Saturday lunchtime. Picture the scene. The kitchen table is scattered with tiny pieces of cereal packet, a pair of child scissors, homework, about a hundred assorted hair clips. The floor is a confetti of impossible-to-sweep minuscule cuttings from the FT (letter-by-letter, rather than article-by-article). There are dirty cups, dirty straws, dirty spoons. And Mama is frantically trying to make space for lunch...

Mama [holding up the brush and dustpan and holding down the panic]: Guys, you just have to see it my way. I spend all weekend from the moment you wake up to the moment I fall over from exhaustion cleaning up after you. 

[Voice starting to rise as hyperventilation kicks in]: I go round and round in circles. I clean up one bit, I turn my back for five minutes and when I come back it's twice as bad. 

[Going blue in the face with the effort of trying to be a rational, calm adult]: I just don't understand what I have to do ... 

[Loses it]: ...SO THAT YOU GUYS WILL STOP TRASHING THE PLACE ... 

[Shakes head and calms down]: I just don't understand what I have to do!

B. aged four [Looking up calmly from a pile of saffron she's methodically pushing through a crack in the kitchen floor]: Mama, why don't you read the instructions?

9 comments:

ladyfi said...

LOL - I recognize this frustration completely!

Karin said...

Been there, done that! Oh, the memories! Unfortunately, kids don't come with instructions! I do recall, fondly now, my mother always mumbling under her breath, in German of course, "Just wait, you'll get it all back when you have kids of your own someday." She was right!

Woodman said...

Just let them get on with it in a room that doesn't matter.

Katie May (or may not) said...

I have the same experience, sort of. No small children anymore, but just everyday living means I spend a good part of my days picking things up in one place and moving them to another place. A lot of domestic work in the home has to be done over again the next day; there is never, for long, something I can point to with a feeling of accomplishment; it is soon in use and messed up again.

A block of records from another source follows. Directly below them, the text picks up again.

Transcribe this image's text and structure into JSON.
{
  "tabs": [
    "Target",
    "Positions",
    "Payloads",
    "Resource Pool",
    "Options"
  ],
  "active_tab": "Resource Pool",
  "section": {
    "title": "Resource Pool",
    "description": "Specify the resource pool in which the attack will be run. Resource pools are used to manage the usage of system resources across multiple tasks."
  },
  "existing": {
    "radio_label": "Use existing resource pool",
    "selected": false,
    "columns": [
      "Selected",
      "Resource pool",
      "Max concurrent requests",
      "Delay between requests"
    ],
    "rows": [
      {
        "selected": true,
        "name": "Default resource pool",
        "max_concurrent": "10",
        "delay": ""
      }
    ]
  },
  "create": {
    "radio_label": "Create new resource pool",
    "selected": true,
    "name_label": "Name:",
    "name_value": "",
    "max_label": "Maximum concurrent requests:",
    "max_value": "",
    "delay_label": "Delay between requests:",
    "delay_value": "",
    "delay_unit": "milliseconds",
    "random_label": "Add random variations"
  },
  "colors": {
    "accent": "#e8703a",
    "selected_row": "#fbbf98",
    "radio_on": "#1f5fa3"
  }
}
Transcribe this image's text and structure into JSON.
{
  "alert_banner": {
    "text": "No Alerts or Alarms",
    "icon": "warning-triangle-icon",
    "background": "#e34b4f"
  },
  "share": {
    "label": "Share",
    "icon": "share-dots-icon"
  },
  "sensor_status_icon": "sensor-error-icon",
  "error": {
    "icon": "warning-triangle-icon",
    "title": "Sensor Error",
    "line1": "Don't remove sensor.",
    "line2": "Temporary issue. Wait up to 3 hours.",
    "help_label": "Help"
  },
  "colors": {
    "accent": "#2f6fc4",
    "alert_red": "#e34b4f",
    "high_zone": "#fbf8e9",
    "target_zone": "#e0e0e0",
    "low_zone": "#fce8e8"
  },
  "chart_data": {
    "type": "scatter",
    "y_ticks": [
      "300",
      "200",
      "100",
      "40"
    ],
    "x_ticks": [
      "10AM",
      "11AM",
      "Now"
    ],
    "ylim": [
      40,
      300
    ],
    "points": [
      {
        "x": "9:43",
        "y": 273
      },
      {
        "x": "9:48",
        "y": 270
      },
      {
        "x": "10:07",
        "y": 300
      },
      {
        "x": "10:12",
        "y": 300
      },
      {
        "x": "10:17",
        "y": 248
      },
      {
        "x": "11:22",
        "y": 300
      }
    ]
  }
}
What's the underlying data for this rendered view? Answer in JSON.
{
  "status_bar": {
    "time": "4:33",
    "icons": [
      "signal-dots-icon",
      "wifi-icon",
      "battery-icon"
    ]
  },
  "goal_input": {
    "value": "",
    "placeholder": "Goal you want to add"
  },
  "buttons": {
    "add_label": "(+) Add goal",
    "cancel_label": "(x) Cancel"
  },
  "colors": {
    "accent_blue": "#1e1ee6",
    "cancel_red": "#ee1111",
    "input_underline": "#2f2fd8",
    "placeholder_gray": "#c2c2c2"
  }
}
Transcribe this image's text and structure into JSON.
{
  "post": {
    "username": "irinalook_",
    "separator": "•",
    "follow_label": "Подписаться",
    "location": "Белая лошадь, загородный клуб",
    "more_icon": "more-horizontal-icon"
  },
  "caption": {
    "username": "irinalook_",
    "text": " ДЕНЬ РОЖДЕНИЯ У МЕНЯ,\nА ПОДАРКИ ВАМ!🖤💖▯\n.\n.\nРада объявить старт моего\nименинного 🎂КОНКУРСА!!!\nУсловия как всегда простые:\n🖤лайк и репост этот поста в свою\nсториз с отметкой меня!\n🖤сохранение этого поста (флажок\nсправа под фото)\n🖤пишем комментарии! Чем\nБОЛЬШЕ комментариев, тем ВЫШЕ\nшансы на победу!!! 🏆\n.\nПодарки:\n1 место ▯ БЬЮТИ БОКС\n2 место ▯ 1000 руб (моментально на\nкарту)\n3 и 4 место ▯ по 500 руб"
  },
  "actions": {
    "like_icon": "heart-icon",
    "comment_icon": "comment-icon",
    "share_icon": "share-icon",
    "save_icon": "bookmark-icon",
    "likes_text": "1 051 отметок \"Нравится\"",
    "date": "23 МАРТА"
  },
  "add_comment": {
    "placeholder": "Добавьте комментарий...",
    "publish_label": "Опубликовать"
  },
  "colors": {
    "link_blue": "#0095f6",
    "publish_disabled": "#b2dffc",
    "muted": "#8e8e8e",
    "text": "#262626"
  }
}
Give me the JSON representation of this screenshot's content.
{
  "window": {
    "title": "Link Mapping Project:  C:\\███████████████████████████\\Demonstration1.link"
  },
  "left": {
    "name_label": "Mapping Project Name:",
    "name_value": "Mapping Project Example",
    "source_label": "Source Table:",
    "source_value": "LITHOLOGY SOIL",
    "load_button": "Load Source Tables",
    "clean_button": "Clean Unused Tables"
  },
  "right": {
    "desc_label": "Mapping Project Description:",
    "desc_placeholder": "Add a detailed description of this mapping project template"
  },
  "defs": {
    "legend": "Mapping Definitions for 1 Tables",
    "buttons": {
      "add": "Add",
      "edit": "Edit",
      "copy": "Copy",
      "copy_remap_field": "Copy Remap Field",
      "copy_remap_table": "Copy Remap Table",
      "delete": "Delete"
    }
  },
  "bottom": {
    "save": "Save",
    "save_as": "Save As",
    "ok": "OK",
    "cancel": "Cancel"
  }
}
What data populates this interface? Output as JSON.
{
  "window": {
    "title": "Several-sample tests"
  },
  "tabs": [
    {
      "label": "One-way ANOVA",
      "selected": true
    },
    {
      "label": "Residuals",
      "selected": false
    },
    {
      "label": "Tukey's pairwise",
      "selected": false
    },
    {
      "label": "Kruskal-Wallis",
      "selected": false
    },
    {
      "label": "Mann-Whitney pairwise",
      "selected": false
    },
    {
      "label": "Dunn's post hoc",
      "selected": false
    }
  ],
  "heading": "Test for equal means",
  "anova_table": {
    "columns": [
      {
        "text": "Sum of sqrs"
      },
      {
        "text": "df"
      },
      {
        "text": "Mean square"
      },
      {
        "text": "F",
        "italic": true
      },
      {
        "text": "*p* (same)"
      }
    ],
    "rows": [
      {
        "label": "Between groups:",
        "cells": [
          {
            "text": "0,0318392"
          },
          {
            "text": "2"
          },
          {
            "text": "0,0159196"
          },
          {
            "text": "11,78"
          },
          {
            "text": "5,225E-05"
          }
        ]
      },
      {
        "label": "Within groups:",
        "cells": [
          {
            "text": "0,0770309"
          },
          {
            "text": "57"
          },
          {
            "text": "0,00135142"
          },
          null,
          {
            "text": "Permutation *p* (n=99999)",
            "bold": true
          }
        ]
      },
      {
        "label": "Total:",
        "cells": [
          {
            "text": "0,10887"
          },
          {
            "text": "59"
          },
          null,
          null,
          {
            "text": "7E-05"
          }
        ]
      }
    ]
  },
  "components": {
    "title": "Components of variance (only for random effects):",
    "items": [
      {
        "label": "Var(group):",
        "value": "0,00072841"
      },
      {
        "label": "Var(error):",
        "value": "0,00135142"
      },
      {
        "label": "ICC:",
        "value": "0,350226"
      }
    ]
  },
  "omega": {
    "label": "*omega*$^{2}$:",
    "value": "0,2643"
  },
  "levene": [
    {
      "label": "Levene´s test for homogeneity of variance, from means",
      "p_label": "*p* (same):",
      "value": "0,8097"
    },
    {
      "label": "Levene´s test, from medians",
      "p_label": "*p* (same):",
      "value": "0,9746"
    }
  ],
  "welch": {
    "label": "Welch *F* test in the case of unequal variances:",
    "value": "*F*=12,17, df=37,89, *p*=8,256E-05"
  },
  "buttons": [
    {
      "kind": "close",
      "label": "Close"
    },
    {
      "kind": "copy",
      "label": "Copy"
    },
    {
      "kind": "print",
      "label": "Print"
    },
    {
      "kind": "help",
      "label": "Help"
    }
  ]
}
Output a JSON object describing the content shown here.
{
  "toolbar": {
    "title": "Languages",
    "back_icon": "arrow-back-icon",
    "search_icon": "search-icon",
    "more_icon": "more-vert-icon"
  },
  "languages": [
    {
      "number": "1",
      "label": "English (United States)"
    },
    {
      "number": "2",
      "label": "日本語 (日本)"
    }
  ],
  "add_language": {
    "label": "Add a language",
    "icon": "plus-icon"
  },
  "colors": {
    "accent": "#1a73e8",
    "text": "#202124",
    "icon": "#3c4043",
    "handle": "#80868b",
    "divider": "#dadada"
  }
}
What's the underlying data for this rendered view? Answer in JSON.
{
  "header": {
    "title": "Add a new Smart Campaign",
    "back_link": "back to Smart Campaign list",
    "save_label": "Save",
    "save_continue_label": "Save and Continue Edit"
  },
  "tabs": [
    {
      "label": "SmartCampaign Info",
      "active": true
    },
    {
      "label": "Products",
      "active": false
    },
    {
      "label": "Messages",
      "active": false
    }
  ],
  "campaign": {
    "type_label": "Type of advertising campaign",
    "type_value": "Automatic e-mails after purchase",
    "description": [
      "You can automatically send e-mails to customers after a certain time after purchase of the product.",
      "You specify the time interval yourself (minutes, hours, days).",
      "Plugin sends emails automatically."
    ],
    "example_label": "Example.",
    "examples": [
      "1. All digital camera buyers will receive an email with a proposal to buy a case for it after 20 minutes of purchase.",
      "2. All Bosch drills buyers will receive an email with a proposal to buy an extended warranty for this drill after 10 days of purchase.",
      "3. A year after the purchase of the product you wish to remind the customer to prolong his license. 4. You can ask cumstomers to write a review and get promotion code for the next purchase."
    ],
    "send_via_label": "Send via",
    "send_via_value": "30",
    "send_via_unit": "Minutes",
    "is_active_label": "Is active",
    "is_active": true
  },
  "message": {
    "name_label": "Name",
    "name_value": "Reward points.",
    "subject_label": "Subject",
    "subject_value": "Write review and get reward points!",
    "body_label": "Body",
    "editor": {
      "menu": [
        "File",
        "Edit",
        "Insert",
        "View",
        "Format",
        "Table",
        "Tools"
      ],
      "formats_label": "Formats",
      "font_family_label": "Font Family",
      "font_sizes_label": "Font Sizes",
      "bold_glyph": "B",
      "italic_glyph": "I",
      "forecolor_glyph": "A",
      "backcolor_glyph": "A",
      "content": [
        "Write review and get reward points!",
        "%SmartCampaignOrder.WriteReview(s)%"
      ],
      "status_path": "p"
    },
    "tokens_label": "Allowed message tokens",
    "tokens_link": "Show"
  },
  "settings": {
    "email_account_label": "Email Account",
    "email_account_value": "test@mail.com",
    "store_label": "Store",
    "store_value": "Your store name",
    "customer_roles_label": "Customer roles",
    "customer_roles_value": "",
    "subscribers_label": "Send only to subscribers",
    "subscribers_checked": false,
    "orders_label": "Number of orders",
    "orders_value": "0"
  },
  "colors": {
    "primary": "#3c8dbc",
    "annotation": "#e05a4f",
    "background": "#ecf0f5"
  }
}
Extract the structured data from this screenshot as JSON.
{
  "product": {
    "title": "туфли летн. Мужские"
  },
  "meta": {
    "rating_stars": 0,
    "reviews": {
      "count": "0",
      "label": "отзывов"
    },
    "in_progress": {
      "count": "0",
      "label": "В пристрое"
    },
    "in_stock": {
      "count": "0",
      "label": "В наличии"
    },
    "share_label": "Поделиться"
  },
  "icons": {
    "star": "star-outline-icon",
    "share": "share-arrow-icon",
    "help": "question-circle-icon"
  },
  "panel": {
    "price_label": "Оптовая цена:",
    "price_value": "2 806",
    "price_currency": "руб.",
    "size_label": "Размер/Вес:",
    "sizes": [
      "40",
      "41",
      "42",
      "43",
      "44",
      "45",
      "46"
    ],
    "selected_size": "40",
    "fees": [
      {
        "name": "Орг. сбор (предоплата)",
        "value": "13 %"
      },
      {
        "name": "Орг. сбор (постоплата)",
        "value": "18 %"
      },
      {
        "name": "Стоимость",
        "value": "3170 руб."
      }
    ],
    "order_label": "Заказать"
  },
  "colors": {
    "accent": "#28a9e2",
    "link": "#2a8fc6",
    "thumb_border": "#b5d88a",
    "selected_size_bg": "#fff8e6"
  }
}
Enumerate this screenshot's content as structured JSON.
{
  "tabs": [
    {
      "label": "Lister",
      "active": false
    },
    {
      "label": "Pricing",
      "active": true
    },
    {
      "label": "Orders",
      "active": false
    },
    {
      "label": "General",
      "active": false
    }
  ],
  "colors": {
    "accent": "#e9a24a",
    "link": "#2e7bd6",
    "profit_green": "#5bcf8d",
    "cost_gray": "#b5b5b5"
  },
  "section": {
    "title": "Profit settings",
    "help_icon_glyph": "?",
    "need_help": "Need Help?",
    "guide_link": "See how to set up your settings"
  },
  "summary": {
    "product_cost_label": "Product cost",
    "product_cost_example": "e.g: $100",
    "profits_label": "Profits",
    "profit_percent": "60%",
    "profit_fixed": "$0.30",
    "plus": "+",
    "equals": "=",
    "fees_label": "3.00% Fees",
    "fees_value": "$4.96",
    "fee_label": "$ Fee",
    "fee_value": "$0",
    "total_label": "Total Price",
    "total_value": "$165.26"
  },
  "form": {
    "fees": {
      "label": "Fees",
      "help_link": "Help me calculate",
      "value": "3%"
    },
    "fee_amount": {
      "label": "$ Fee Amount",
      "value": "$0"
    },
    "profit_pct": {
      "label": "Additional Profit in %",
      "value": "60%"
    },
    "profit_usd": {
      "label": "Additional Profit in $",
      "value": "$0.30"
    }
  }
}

And others don't seem to notice one way or another.

Louise | Italy said...

Ciao Katie May --- this is what Simone de Beauvoir had to say on the subject...

http://carminesuperiore.blogspot.com/2010/05/quote-of-week-no-38-on-housework.html

Vanessa said...

Love the idea that family life might come with instructions like a Monopoly game!

Louise | Italy said...

More like Battleships...

SherilinR said...

i can totally relate. i homeschool my 8 yr old & since she's home most of the time & she's very creative, she can make messes like nobody's business. the last 2 days have been filled with cutting out paper snowflakes & the paper schrapnel is getting out of control!
btw, it's nice to stop by today. here from bpotw. =)

Katie May (or may not) said...

And the other side of the coin is demonstrated by this quote from May Sarton:
"... learn to take the chores as an exercise, deliberately slowing down, savoring the smoothing of a sheet, the making of order as delightful in itself..."

It is possible to take pride and pleasure from what has always been thought of as "women's work."